No Respect: The Rodney Dangerfield of the Investment World
Ask any average Joe off the street what investment category is at or near record all-time highs, and a good number of them will confidently answer “gold,” as prices recently eclipsed $1,600 per ounce. But of course this makes perfect sense, right? The Fed is printing money like it’s going out of style, the dollar is collapsing like a drunken sailor, inflation is about to sky-rocket to the moon, and China is on the verge of becoming the world’s new reserve currency. Never mind that Greece, Portugal and Ireland are in shambles with the Euro on its death bed. Or Japan has achieved a debt to GDP ratio that would even make U.S. vote grubbing politicians blush. A sub-3% 10-Year Treasury Note doesn’t appear to discourage fervent gold-bugs either.
While gold has experienced an incredible sextupling in prices over the last decade and hit new-all time highs, believe it or not, there is an unlikely asset class that is reaching new historic highs and has outperformed gold for almost 2.5 years. Can you guess what asset class star I am talking about? If I said U.S. “stocks,” would you believe me? OK, well maybe I’m not referring to large capitalization stocks like Johnson & Johnson (JNJ), Microsoft Corp. (MSFT), Wal-Mart Stores (WMT), Intel Corp. (INTC), and AT&T Inc. (T), all of which have effectively gone nowhere in the 21st Century. However, the story is quite different if you look at small and mid capitalization stocks, which have received about as much respect as Rodney Dangerfield.
As a matter of fact, the S&P 400 (MidCap Index) and S&P 600 Index (SmallCap Index) have more than doubled gold’s performance since the lows of March 2009 (SmallCap +149.0%; MidCap +145.1%; Gold/GLD +71.0%). Given the spectacular performance of small and mid-sized companies, I’m still waiting with bated breath for a telemarketer call asking me if I have considered selling my small and mid cap stock certificates for cash – since everyone has melted their gold chains and fillings, a new hobby is needed.
Has the fear trade ended? Perhaps not, if you consider European sovereign debt and U.S. debt ceiling concerns, but what happens if the half empty glass becomes half full. The early 1980s may be a historical benchmark period for comparison purposes. An interesting thing happened from 1980-1982 when Federal Reserve Chairman Paul Volcker began raising interest rates to fight inflation – gold prices dropped -65% (~$800/oz. to under $300/oz.) from 1980-1982 and the shiny metal lived through approximately a 25 year period with ZERO price appreciation. Since there is only one direction for the Fed’s zero interest rate policy (ZIRP) to go, conceivably history will repeat itself once again?

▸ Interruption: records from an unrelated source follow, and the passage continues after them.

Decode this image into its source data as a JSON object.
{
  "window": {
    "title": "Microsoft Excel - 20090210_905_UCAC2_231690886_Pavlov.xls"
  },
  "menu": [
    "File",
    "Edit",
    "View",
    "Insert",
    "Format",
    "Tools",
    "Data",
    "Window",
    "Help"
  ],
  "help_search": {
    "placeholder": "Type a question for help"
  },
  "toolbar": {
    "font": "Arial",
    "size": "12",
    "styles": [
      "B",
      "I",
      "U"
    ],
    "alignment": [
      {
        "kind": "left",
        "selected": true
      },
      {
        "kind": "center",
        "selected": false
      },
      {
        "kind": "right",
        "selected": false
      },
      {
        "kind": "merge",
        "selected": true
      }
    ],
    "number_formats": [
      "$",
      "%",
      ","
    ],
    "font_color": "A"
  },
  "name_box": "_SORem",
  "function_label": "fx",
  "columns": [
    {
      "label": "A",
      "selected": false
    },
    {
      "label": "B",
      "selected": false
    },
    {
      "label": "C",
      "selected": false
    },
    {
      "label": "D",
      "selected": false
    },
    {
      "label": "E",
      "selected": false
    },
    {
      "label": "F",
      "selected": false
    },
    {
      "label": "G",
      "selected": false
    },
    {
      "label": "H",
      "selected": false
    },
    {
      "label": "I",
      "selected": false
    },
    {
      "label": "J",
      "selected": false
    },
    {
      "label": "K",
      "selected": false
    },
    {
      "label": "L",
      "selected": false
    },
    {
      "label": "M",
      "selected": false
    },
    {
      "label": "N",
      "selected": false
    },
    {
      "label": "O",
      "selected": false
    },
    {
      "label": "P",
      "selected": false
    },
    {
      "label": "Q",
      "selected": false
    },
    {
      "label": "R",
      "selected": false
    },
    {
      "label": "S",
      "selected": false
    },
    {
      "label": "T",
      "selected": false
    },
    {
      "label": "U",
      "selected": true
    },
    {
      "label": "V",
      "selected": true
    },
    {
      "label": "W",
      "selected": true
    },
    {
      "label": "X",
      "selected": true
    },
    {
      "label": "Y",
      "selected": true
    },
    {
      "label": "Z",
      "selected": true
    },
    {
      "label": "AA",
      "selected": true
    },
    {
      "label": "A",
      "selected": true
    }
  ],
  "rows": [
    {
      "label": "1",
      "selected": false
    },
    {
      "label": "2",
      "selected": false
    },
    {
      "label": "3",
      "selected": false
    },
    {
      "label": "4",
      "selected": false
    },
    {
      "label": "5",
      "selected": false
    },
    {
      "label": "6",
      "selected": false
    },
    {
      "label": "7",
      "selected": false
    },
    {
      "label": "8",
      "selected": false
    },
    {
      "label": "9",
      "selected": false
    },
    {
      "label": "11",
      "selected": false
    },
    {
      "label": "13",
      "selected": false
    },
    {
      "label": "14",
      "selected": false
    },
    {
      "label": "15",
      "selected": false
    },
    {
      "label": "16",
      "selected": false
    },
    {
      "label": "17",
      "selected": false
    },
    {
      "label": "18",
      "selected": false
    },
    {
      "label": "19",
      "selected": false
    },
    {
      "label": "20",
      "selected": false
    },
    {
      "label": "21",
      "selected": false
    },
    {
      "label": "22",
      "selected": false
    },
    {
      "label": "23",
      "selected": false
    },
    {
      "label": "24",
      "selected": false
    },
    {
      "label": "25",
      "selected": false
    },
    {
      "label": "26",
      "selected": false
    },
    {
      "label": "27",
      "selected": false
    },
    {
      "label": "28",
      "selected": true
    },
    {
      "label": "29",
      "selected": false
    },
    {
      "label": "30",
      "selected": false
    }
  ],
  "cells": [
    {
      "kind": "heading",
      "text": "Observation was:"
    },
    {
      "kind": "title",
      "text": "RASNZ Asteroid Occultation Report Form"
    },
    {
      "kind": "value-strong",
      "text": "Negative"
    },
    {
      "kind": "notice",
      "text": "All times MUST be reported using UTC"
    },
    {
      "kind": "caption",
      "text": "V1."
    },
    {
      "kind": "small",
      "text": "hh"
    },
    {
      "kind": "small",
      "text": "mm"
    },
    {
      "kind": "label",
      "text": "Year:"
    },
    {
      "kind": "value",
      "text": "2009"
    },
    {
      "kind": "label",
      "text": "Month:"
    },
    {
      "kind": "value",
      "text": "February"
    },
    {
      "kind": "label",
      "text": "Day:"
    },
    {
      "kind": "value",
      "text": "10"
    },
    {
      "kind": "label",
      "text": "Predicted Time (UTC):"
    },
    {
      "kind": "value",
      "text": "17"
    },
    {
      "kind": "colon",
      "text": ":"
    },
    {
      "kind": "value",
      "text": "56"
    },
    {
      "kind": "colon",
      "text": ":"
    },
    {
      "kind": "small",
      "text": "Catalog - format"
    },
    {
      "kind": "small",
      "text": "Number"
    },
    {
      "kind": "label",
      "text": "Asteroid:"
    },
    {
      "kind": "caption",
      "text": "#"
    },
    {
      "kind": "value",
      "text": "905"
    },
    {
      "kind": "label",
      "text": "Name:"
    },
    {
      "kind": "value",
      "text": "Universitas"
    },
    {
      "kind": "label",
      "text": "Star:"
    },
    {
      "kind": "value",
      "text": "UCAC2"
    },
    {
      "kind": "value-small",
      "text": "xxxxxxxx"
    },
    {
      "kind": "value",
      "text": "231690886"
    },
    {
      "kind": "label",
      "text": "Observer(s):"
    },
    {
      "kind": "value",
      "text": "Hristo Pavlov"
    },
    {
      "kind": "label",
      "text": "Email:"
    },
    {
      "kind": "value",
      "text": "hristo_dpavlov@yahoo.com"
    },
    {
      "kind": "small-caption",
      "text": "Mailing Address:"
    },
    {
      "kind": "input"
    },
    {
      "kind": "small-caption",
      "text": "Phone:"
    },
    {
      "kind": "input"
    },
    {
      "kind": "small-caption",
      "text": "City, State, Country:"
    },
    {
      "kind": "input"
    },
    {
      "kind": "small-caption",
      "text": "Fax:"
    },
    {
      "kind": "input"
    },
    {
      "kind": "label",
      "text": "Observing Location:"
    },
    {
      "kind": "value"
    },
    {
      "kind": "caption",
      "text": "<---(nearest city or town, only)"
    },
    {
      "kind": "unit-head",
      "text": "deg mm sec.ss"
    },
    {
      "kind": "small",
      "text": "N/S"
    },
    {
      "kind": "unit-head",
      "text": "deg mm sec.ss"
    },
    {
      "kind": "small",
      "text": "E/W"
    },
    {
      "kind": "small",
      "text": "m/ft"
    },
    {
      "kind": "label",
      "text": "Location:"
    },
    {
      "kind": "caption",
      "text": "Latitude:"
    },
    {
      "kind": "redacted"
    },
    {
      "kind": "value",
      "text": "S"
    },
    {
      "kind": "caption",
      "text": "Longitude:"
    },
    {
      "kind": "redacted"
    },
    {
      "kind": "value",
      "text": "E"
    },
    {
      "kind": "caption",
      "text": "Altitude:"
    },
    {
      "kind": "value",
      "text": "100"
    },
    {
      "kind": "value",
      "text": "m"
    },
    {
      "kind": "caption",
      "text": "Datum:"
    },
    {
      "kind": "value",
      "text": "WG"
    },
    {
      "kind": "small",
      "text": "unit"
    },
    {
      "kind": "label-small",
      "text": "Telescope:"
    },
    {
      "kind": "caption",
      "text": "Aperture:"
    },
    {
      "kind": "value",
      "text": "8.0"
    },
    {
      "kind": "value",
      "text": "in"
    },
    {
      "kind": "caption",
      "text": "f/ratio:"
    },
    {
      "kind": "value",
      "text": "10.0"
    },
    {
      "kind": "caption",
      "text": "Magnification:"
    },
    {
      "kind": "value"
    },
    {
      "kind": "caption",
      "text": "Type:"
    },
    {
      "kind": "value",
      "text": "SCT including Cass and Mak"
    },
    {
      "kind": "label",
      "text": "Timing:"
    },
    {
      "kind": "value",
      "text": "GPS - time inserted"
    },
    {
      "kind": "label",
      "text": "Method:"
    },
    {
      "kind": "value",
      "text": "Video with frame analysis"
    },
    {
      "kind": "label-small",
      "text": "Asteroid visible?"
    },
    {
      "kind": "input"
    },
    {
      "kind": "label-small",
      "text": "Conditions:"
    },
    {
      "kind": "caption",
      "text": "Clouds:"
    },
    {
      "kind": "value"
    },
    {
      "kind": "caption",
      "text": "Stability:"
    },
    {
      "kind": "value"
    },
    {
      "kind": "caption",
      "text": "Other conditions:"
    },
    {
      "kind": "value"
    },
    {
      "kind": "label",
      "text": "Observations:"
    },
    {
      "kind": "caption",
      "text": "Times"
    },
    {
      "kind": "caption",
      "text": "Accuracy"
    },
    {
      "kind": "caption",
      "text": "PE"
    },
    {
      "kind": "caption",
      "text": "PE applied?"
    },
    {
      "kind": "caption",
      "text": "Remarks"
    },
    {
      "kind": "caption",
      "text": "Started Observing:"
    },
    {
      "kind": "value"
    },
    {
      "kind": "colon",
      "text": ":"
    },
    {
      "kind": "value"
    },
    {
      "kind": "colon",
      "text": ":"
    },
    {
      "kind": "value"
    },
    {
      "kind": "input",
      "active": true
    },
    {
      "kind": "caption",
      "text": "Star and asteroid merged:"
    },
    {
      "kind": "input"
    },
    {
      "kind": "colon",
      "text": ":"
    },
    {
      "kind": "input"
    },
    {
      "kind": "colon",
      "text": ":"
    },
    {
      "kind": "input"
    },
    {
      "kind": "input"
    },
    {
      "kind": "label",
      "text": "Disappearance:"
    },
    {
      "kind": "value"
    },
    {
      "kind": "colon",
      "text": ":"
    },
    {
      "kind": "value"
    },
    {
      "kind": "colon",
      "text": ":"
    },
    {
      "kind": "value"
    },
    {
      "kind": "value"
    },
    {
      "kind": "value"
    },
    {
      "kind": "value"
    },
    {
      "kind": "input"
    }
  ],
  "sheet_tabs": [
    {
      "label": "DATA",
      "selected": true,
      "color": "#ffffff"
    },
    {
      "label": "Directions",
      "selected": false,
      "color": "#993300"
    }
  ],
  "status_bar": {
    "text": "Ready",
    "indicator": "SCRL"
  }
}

In hindsight gold was a beautiful safe haven vehicle during the panic-filled, nail-biting period during late-2007 throughout 2008. Since then, small and mid cap stocks have trounced gold. Like stocks, Rodney Dangerfield may have gotten no respect, but once fear has subsided and rates start increasing, maybe stocks will steal the show and get the respect they deserve.
Wade W. Slome, CFA, CFP®
Plan. Invest. Prosper.
DISCLOSURE: Performance data from Morningstar.com. Sidoxia Capital Management (SCM) and some of its clients own certain exchange traded funds (including small cap and mid cap ETFs), and WMT, but at the time of publishing SCM had no direct position in JNJ, MSFT, INTC, T, or any other security referenced in this article. No information accessed through the Investing Caffeine (IC) website constitutes investment, financial, legal, tax or other advice nor is to be relied on in making an investment or other decision. Please read disclosure language on IC “Contact” page.
Entry filed under: Asset Allocation, Commodities, Stocks. Tags: debt ceiling, debt crisis, Euro, gold, mid cap stocks, midcap, no respect, Rodney Dangerfield, S&P 400, S&P 600, small cap stocks, smallcap.